Meanwhile. 3-4 people break the millions of records into groups and start selling the credit scores and personal data at 5cents per$1000 in exploitable credit to major identity brokers who then resell it ID by ID to the various buyers of credit for fraud and other uses.

And yes, drumming up business is a part of what we all do in the commercial sector David and Another Bruce. I have a large number of commercial clients who value my extremely blunt and often times unpleasent habit of telling them hard news.

However in this case, no business was generated on this matter, only several intense phone calls with UPS’s outside counsel asking me to stop commenting.

Several of the commenters here are on the right track. Stealing data is something one person can do with a core of talent. That has been demonstrated. It is also a dead end, data needs to be converted to cash.

Making a living for a gang stealing anything, involves a coordinated group of people who plan, study systems, and work either a closely spaced string of similar hits or a widely spaced string of unreported hits.

I spend time attempting to harden corporations against both types of attack in the IT world. In my experience in the Credit Card space, these types of attacks involve 10-30 people involved if they work. They operate just like small service companies with roles fulfilled by full time crew members and by IT specialists brought in on a (cash only of course) 1099 sort of basis.

I am in fact commenting from SE Asia where we are working on yet another problem which will hopefully result in the arrest of what I suspect will be 8-15 people.

Thanks for your work Bruce, this is an interesting forum.

Leave a comment

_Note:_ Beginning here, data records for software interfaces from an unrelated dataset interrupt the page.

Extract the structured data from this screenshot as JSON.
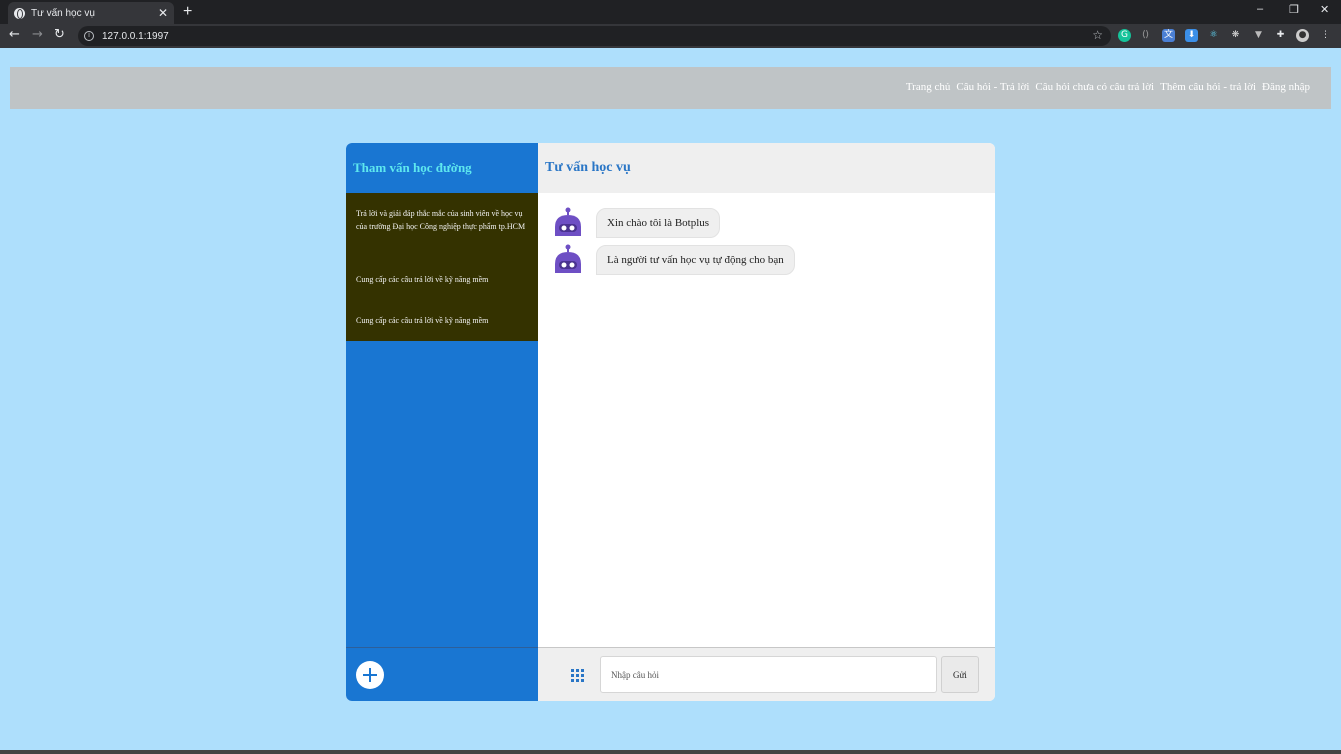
{
  "browser": {
    "tab_title": "Tư vấn học vụ",
    "url": "127.0.0.1:1997"
  },
  "nav": {
    "items": [
      "Trang chủ",
      "Câu hỏi - Trả lời",
      "Câu hỏi chưa có câu trả lời",
      "Thêm câu hỏi - trả lời",
      "Đăng nhập"
    ]
  },
  "sidebar": {
    "title": "Tham vấn học đường",
    "items": [
      "Trả lời và giải đáp thắc mắc của sinh viên về học vụ của trường Đại học Công nghiệp thực phẩm tp.HCM",
      "Cung cấp các câu trả lời về kỹ năng mềm",
      "Cung cấp các câu trả lời về kỹ năng mềm"
    ]
  },
  "chat": {
    "title": "Tư vấn học vụ",
    "messages": [
      "Xin chào tôi là Botplus",
      "Là người tư vấn học vụ tự động cho bạn"
    ],
    "input_placeholder": "Nhập câu hỏi",
    "send_label": "Gửi"
  },
  "colors": {
    "page_bg": "#aedffc",
    "sidebar_bg": "#1976d2",
    "sidebar_list_bg": "#343200",
    "title_accent": "#2a76c6",
    "bot_purple": "#6e4fc4"
  }
}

Allowed HTML <a href="URL"> • <em> <cite> <i> • <strong> <b> • <sub> <sup> • <ul> <ol> <li> • <blockquote> <pre> Markdown Extra syntax via https://michelf.ca/projects/php-markdown/extra/

Sidebar photo of Bruce Schneier by Joe MacInnis.